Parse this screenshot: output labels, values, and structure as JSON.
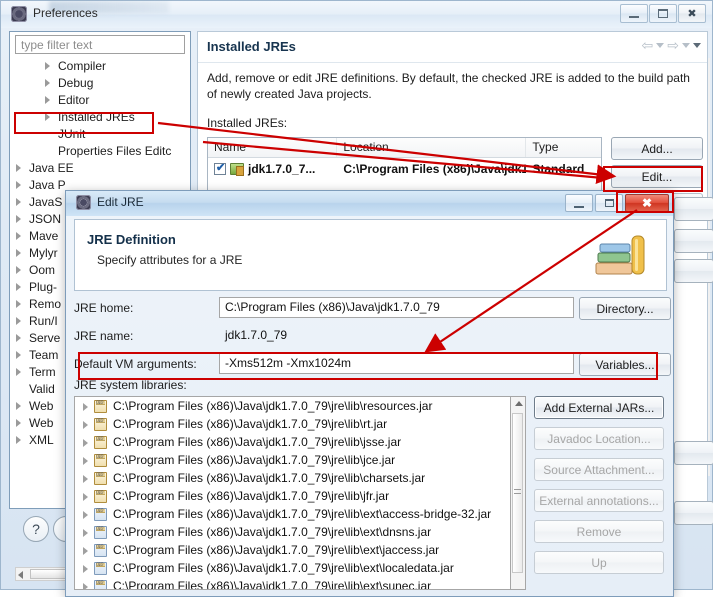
{
  "preferences": {
    "title": "Preferences",
    "window_buttons": {
      "minimize": "minimize-button",
      "maximize": "maximize-button",
      "close": "close-button"
    },
    "filter_placeholder": "type filter text",
    "tree": [
      {
        "label": "Compiler",
        "level": 2,
        "arrow": true
      },
      {
        "label": "Debug",
        "level": 2,
        "arrow": true
      },
      {
        "label": "Editor",
        "level": 2,
        "arrow": true
      },
      {
        "label": "Installed JREs",
        "level": 2,
        "arrow": true,
        "highlighted": true
      },
      {
        "label": "JUnit",
        "level": 2,
        "arrow": false
      },
      {
        "label": "Properties Files Editc",
        "level": 2,
        "arrow": false
      },
      {
        "label": "Java EE",
        "level": 1,
        "arrow": true
      },
      {
        "label": "Java P",
        "level": 1,
        "arrow": true
      },
      {
        "label": "JavaS",
        "level": 1,
        "arrow": true
      },
      {
        "label": "JSON",
        "level": 1,
        "arrow": true
      },
      {
        "label": "Mave",
        "level": 1,
        "arrow": true
      },
      {
        "label": "Mylyr",
        "level": 1,
        "arrow": true
      },
      {
        "label": "Oom",
        "level": 1,
        "arrow": true
      },
      {
        "label": "Plug-",
        "level": 1,
        "arrow": true
      },
      {
        "label": "Remo",
        "level": 1,
        "arrow": true
      },
      {
        "label": "Run/I",
        "level": 1,
        "arrow": true
      },
      {
        "label": "Serve",
        "level": 1,
        "arrow": true
      },
      {
        "label": "Team",
        "level": 1,
        "arrow": true
      },
      {
        "label": "Term",
        "level": 1,
        "arrow": true
      },
      {
        "label": "Valid",
        "level": 1,
        "arrow": false
      },
      {
        "label": "Web",
        "level": 1,
        "arrow": true
      },
      {
        "label": "Web",
        "level": 1,
        "arrow": true
      },
      {
        "label": "XML",
        "level": 1,
        "arrow": true
      }
    ],
    "help_button_label": "?",
    "content": {
      "title": "Installed JREs",
      "description": "Add, remove or edit JRE definitions. By default, the checked JRE is added to the build path of newly created Java projects.",
      "list_label": "Installed JREs:",
      "table": {
        "headers": [
          "Name",
          "Location",
          "Type"
        ],
        "rows": [
          {
            "checked": true,
            "name": "jdk1.7.0_7...",
            "location": "C:\\Program Files (x86)\\Java\\jdk1.7....",
            "type": "Standard"
          }
        ]
      },
      "buttons": {
        "add": "Add...",
        "edit": "Edit..."
      }
    }
  },
  "edit_jre_dialog": {
    "title": "Edit JRE",
    "header_title": "JRE Definition",
    "header_subtitle": "Specify attributes for a JRE",
    "fields": {
      "jre_home_label": "JRE home:",
      "jre_home_value": "C:\\Program Files (x86)\\Java\\jdk1.7.0_79",
      "jre_name_label": "JRE name:",
      "jre_name_value": "jdk1.7.0_79",
      "vm_args_label": "Default VM arguments:",
      "vm_args_value": "-Xms512m -Xmx1024m",
      "libraries_label": "JRE system libraries:"
    },
    "field_buttons": {
      "directory": "Directory...",
      "variables": "Variables..."
    },
    "libraries": [
      {
        "path": "C:\\Program Files (x86)\\Java\\jdk1.7.0_79\\jre\\lib\\resources.jar",
        "ext": false
      },
      {
        "path": "C:\\Program Files (x86)\\Java\\jdk1.7.0_79\\jre\\lib\\rt.jar",
        "ext": false
      },
      {
        "path": "C:\\Program Files (x86)\\Java\\jdk1.7.0_79\\jre\\lib\\jsse.jar",
        "ext": false
      },
      {
        "path": "C:\\Program Files (x86)\\Java\\jdk1.7.0_79\\jre\\lib\\jce.jar",
        "ext": false
      },
      {
        "path": "C:\\Program Files (x86)\\Java\\jdk1.7.0_79\\jre\\lib\\charsets.jar",
        "ext": false
      },
      {
        "path": "C:\\Program Files (x86)\\Java\\jdk1.7.0_79\\jre\\lib\\jfr.jar",
        "ext": false
      },
      {
        "path": "C:\\Program Files (x86)\\Java\\jdk1.7.0_79\\jre\\lib\\ext\\access-bridge-32.jar",
        "ext": true
      },
      {
        "path": "C:\\Program Files (x86)\\Java\\jdk1.7.0_79\\jre\\lib\\ext\\dnsns.jar",
        "ext": true
      },
      {
        "path": "C:\\Program Files (x86)\\Java\\jdk1.7.0_79\\jre\\lib\\ext\\jaccess.jar",
        "ext": true
      },
      {
        "path": "C:\\Program Files (x86)\\Java\\jdk1.7.0_79\\jre\\lib\\ext\\localedata.jar",
        "ext": true
      },
      {
        "path": "C:\\Program Files (x86)\\Java\\jdk1.7.0_79\\jre\\lib\\ext\\sunec.jar",
        "ext": true
      }
    ],
    "side_buttons": [
      {
        "label": "Add External JARs...",
        "disabled": false
      },
      {
        "label": "Javadoc Location...",
        "disabled": true
      },
      {
        "label": "Source Attachment...",
        "disabled": true
      },
      {
        "label": "External annotations...",
        "disabled": true
      },
      {
        "label": "Remove",
        "disabled": true
      },
      {
        "label": "Up",
        "disabled": true
      }
    ]
  },
  "annotations": {
    "highlight_color": "#cc0000",
    "boxes": [
      {
        "name": "installed-jres-tree-item"
      },
      {
        "name": "edit-button"
      },
      {
        "name": "default-vm-arguments-row"
      },
      {
        "name": "close-button-dialog"
      }
    ]
  }
}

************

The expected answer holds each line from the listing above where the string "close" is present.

      "close": "close-button"
        "name": "close-button-dialog"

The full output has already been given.